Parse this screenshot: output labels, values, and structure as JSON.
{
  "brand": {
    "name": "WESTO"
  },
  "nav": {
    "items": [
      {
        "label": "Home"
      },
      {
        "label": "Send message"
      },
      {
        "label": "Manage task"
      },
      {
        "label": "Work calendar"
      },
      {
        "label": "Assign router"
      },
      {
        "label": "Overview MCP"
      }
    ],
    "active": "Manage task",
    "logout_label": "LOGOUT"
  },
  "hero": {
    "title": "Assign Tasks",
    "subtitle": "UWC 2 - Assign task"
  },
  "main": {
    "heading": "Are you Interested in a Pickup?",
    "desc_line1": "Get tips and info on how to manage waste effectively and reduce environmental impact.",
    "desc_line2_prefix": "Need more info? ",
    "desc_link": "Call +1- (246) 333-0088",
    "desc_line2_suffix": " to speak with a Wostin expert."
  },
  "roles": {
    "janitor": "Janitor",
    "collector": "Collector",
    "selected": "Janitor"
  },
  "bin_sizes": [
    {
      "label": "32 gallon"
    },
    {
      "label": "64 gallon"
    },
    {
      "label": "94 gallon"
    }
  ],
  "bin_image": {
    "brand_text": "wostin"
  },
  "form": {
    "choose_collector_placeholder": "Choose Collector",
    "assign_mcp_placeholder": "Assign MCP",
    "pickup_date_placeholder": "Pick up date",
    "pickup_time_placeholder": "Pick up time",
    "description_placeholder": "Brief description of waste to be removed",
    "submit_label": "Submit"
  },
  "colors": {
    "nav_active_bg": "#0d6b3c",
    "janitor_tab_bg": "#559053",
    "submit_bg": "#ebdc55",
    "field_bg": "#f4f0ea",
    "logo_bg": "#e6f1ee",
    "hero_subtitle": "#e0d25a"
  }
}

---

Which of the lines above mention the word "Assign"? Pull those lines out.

        "label": "Assign router"
    "title": "Assign Tasks",
    "subtitle": "UWC 2 - Assign task"
    "assign_mcp_placeholder": "Assign MCP",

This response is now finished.